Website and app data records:
=-=-=-=-=

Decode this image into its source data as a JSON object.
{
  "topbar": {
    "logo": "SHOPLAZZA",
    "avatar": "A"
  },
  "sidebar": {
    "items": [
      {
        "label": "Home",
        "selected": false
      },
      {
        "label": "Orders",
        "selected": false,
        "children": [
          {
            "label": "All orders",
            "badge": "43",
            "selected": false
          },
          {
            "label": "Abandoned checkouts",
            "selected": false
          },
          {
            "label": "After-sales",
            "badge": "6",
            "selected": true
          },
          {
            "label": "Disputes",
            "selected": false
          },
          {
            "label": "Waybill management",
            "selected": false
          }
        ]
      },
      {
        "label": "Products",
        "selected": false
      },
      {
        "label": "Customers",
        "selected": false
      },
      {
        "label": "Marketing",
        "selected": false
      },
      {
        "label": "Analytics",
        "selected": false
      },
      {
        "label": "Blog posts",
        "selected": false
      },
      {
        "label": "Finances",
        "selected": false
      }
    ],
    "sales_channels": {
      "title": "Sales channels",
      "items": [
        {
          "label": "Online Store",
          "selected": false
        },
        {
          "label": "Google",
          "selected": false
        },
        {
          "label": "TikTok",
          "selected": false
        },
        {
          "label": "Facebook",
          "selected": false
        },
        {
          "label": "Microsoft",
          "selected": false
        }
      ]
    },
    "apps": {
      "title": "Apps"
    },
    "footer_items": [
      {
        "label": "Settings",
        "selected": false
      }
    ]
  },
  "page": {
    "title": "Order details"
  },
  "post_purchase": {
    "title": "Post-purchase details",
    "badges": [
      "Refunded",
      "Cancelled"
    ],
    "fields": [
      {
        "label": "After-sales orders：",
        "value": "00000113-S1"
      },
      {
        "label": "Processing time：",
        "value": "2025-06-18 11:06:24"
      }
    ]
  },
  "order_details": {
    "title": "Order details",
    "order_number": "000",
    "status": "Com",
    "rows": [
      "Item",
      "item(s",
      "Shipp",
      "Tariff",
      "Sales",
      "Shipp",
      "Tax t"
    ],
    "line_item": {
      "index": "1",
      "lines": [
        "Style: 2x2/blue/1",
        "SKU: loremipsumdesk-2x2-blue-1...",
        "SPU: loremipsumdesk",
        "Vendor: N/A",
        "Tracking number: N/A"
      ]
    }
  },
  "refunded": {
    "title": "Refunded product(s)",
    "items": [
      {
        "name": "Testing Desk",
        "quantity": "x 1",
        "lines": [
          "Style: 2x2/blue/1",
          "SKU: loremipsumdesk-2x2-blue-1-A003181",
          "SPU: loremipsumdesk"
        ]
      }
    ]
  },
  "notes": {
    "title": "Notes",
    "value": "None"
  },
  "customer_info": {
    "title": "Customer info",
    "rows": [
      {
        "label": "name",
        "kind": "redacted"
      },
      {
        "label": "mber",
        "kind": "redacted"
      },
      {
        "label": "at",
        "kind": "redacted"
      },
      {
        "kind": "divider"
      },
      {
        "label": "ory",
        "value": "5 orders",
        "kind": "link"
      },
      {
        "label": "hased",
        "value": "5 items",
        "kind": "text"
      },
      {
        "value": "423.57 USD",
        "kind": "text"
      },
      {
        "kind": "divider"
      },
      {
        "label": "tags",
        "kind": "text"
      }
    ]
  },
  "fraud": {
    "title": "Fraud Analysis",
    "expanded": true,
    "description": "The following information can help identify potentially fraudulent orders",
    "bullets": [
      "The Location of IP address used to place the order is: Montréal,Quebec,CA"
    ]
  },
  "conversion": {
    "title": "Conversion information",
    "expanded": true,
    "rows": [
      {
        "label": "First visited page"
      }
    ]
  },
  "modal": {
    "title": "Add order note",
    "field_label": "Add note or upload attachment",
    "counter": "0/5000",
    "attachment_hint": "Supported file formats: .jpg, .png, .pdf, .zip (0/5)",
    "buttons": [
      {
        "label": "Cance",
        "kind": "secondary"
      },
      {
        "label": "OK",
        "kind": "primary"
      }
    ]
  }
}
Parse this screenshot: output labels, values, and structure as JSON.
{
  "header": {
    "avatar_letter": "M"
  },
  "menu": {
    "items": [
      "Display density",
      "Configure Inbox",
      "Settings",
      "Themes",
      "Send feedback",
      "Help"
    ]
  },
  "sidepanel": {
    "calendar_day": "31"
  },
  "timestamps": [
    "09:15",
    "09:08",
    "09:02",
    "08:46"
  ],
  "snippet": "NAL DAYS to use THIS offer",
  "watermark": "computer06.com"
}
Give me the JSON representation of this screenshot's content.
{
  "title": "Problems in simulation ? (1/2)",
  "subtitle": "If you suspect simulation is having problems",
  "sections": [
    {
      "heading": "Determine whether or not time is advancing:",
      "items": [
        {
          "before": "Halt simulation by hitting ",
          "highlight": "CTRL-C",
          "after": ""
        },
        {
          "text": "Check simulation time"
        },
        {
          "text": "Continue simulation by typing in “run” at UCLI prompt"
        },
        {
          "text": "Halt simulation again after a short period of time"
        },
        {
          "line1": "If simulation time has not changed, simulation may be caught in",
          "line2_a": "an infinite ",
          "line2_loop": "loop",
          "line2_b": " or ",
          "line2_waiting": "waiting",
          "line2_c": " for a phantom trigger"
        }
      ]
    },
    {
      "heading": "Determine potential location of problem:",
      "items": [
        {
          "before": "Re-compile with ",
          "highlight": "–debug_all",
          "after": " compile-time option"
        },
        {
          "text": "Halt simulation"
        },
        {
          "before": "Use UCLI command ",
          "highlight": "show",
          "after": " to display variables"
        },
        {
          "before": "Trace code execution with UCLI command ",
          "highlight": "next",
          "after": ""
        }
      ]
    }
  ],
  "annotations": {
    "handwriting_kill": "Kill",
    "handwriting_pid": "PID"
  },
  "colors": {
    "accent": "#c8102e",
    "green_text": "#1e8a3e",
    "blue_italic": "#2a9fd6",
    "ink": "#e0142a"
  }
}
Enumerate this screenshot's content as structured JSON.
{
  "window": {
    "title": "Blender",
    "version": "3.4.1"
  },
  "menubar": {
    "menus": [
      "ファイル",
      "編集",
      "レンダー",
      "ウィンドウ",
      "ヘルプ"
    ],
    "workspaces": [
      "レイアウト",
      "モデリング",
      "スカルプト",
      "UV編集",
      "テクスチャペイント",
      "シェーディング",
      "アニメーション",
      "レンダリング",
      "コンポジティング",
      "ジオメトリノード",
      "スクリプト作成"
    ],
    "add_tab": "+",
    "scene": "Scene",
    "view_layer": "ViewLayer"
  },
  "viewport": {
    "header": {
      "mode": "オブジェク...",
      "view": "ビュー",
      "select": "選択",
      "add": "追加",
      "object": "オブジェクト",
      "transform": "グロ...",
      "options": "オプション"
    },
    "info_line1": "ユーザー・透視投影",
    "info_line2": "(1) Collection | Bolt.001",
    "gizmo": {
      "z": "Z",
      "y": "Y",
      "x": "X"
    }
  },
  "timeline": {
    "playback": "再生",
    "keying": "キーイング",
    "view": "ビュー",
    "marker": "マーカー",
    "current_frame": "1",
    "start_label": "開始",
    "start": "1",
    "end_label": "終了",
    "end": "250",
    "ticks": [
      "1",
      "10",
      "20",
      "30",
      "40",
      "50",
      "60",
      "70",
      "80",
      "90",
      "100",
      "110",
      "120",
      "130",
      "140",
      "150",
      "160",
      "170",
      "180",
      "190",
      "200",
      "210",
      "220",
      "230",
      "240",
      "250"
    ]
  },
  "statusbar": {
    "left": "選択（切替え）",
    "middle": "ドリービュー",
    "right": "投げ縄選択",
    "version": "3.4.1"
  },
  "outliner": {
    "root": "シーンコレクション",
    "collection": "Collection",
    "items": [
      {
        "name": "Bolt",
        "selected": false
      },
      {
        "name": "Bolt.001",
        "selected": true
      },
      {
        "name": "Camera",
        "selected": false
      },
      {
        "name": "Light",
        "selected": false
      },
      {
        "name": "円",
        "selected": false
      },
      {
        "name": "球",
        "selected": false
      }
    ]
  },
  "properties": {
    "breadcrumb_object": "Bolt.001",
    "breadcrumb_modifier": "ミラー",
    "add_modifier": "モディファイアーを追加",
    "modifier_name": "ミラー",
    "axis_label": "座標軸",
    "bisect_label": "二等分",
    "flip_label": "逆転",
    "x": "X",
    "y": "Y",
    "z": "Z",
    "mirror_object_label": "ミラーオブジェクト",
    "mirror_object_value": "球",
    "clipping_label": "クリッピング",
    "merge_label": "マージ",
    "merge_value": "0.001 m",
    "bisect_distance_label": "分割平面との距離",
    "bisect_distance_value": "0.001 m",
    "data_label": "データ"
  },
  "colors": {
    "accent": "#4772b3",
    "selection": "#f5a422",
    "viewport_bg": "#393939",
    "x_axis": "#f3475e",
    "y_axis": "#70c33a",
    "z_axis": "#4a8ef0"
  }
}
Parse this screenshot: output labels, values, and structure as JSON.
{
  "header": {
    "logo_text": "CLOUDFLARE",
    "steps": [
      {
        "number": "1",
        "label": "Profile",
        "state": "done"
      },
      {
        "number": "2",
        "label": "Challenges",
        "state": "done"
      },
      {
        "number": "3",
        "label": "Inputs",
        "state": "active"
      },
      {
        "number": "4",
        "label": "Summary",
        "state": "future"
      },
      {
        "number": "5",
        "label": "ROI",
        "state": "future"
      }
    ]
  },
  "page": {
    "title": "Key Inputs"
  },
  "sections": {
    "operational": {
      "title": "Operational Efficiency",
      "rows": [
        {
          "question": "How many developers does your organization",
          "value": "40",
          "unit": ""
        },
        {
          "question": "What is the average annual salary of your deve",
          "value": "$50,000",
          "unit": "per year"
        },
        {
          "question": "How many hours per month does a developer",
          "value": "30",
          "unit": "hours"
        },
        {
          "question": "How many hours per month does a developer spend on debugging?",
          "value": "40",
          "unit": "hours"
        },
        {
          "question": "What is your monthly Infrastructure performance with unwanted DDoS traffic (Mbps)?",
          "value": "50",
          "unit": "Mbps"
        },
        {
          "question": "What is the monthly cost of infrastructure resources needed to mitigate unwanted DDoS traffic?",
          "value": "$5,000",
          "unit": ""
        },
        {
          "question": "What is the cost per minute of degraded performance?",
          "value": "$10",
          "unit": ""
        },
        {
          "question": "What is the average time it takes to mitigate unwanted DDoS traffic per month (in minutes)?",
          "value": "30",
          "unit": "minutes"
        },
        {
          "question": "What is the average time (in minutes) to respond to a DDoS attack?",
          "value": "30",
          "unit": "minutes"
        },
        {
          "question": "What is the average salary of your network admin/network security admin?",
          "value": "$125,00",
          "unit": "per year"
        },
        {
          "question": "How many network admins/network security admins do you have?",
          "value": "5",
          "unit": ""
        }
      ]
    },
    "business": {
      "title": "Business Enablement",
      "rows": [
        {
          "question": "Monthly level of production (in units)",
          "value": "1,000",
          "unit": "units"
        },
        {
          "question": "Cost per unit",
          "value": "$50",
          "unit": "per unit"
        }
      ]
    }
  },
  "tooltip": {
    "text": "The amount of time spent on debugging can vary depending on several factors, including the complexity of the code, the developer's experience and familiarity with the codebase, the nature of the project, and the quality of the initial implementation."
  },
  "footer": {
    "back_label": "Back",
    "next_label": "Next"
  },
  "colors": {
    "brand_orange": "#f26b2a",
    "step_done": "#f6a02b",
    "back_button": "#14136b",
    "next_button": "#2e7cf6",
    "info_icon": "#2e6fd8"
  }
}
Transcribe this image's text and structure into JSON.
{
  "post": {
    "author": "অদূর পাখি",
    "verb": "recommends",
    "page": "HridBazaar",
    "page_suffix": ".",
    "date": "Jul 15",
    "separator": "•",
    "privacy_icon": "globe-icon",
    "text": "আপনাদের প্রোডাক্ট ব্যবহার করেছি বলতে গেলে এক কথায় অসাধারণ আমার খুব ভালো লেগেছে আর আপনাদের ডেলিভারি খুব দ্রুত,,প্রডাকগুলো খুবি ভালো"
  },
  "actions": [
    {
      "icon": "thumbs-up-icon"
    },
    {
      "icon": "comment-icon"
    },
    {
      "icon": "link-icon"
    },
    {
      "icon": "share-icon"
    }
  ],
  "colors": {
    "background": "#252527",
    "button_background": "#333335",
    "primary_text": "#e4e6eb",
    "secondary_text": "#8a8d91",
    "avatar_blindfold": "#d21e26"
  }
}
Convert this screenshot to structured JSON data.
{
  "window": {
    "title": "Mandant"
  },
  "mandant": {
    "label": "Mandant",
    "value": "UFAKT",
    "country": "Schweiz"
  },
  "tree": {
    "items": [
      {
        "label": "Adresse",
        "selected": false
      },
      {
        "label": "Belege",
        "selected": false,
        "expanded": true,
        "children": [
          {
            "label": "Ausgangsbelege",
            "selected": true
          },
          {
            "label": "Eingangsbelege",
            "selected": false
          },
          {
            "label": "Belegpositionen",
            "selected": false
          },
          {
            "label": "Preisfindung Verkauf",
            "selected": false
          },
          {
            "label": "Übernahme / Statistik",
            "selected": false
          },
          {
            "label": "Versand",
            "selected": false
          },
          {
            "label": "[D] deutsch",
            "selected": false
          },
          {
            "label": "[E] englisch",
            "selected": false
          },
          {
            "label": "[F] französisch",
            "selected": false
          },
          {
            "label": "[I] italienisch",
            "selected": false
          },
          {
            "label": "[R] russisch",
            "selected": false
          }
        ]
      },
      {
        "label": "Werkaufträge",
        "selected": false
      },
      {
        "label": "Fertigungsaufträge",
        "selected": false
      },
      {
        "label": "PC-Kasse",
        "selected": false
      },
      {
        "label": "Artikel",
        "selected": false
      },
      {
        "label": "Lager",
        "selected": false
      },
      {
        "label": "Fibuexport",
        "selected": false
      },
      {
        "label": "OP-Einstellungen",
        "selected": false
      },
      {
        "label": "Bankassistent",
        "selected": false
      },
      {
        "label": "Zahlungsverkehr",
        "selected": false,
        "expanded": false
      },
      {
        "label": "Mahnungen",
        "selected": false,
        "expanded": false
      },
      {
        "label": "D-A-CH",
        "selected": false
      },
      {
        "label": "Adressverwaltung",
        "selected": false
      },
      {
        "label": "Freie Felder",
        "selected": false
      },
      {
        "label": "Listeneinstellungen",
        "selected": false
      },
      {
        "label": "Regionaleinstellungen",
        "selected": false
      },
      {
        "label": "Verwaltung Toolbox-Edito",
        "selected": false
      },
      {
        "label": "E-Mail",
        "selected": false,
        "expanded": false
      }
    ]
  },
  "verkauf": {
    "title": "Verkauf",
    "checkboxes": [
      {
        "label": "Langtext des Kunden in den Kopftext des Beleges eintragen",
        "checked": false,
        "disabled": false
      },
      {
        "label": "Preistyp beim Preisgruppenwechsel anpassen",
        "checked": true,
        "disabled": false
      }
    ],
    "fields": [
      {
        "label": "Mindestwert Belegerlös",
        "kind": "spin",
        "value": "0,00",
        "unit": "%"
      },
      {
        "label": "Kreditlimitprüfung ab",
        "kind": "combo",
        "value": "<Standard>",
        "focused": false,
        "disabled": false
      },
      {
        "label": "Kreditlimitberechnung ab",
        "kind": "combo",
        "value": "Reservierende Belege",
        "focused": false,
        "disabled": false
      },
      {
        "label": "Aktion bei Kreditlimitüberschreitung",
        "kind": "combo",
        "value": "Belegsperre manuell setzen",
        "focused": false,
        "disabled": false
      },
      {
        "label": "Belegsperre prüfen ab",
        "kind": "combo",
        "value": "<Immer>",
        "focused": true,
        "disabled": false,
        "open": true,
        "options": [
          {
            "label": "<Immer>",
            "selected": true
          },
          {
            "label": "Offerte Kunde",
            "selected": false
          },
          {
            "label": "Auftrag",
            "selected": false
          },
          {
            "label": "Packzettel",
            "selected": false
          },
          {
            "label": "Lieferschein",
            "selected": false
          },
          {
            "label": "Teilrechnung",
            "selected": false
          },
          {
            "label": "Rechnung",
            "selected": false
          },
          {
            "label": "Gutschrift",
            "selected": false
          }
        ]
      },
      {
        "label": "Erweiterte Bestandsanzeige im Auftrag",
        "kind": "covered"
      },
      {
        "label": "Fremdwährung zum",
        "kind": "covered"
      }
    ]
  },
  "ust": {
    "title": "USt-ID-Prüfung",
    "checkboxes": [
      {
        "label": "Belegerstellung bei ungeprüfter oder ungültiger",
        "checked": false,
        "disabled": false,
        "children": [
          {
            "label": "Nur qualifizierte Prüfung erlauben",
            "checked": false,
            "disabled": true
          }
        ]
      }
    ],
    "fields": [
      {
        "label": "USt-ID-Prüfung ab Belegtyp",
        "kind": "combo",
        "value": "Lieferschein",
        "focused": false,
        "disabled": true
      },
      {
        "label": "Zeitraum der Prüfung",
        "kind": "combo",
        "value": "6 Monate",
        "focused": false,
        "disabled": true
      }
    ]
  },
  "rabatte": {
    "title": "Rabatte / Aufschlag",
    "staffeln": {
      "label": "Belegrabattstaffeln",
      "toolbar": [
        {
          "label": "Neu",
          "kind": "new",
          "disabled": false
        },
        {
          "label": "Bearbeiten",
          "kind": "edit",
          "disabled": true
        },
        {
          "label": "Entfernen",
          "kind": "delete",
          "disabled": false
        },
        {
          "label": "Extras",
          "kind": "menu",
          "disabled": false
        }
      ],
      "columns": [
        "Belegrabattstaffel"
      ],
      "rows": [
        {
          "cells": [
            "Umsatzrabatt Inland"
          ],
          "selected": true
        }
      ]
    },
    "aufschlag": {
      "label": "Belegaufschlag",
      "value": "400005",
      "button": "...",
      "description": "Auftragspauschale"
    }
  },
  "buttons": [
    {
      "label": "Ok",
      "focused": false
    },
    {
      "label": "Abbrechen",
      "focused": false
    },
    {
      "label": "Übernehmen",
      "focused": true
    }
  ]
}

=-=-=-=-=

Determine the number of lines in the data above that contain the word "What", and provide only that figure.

7